Work order — Retype the complete listing exactly as it appears.

------------------------------------------------------------------------

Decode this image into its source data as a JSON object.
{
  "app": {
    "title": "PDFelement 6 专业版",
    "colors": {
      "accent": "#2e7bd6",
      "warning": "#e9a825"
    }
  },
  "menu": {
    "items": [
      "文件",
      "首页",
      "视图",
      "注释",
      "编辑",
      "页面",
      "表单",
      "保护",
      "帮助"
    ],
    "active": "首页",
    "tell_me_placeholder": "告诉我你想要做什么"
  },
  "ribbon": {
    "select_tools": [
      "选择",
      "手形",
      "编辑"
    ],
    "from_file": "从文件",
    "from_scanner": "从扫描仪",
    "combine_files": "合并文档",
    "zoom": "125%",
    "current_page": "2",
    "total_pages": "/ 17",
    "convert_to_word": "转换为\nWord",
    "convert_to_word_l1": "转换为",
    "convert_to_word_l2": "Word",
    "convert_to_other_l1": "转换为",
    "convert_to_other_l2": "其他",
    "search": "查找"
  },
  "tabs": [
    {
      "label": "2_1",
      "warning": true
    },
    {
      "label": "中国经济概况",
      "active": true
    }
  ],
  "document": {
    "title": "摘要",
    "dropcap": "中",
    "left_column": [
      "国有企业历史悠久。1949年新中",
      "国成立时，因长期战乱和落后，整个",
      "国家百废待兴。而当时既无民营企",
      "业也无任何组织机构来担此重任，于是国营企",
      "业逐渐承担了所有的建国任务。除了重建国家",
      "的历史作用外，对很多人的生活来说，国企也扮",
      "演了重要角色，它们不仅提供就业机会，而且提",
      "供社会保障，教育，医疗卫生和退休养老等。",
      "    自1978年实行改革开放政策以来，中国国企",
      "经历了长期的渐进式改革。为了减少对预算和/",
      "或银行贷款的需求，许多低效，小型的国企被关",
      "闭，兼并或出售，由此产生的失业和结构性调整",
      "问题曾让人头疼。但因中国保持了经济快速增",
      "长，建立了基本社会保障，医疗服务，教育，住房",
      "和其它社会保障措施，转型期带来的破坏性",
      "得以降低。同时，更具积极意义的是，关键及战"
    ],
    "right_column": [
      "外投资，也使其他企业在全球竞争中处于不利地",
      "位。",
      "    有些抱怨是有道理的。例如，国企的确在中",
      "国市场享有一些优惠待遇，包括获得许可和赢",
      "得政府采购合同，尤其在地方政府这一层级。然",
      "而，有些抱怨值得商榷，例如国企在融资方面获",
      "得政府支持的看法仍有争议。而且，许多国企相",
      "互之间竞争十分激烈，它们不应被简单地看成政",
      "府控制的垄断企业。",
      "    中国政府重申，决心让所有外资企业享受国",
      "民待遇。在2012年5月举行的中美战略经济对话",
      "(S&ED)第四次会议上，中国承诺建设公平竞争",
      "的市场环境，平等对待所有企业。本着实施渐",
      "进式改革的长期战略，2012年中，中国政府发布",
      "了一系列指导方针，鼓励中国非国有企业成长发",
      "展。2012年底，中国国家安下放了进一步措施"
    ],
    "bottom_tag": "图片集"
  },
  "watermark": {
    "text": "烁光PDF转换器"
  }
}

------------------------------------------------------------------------

Response for this exercise —
Decode this image into its source data as a JSON object.
{
  "app": {
    "title": "PDFelement 6 专业版",
    "colors": {
      "accent": "#2e7bd6",
      "warning": "#e9a825"
    }
  },
  "menu": {
    "items": [
      "文件",
      "首页",
      "视图",
      "注释",
      "编辑",
      "页面",
      "表单",
      "保护",
      "帮助"
    ],
    "active": "首页",
    "tell_me_placeholder": "告诉我你想要做什么"
  },
  "ribbon": {
    "select_tools": [
      "选择",
      "手形",
      "编辑"
    ],
    "from_file": "从文件",
    "from_scanner": "从扫描仪",
    "combine_files": "合并文档",
    "zoom": "125%",
    "current_page": "2",
    "total_pages": "/ 17",
    "convert_to_word": "转换为\nWord",
    "convert_to_word_l1": "转换为",
    "convert_to_word_l2": "Word",
    "convert_to_other_l1": "转换为",
    "convert_to_other_l2": "其他",
    "search": "查找"
  },
  "tabs": [
    {
      "label": "2_1",
      "warning": true
    },
    {
      "label": "中国经济概况",
      "active": true
    }
  ],
  "document": {
    "title": "摘要",
    "dropcap": "中",
    "left_column": [
      "国有企业历史悠久。1949年新中",
      "国成立时，因长期战乱和落后，整个",
      "国家百废待兴。而当时既无民营企",
      "业也无任何组织机构来担此重任，于是国营企",
      "业逐渐承担了所有的建国任务。除了重建国家",
      "的历史作用外，对很多人的生活来说，国企也扮",
      "演了重要角色，它们不仅提供就业机会，而且提",
      "供社会保障，教育，医疗卫生和退休养老等。",
      "    自1978年实行改革开放政策以来，中国国企",
      "经历了长期的渐进式改革。为了减少对预算和/",
      "或银行贷款的需求，许多低效，小型的国企被关",
      "闭，兼并或出售，由此产生的失业和结构性调整",
      "问题曾让人头疼。但因中国保持了经济快速增",
      "长，建立了基本社会保障，医疗服务，教育，住房",
      "和其它社会保障措施，转型期带来的破坏性",
      "得以降低。同时，更具积极意义的是，关键及战"
    ],
    "right_column": [
      "外投资，也使其他企业在全球竞争中处于不利地",
      "位。",
      "    有些抱怨是有道理的。例如，国企的确在中",
      "国市场享有一些优惠待遇，包括获得许可和赢",
      "得政府采购合同，尤其在地方政府这一层级。然",
      "而，有些抱怨值得商榷，例如国企在融资方面获",
      "得政府支持的看法仍有争议。而且，许多国企相",
      "互之间竞争十分激烈，它们不应被简单地看成政",
      "府控制的垄断企业。",
      "    中国政府重申，决心让所有外资企业享受国",
      "民待遇。在2012年5月举行的中美战略经济对话",
      "(S&ED)第四次会议上，中国承诺建设公平竞争",
      "的市场环境，平等对待所有企业。本着实施渐",
      "进式改革的长期战略，2012年中，中国政府发布",
      "了一系列指导方针，鼓励中国非国有企业成长发",
      "展。2012年底，中国国家安下放了进一步措施"
    ],
    "bottom_tag": "图片集"
  },
  "watermark": {
    "text": "烁光PDF转换器"
  }
}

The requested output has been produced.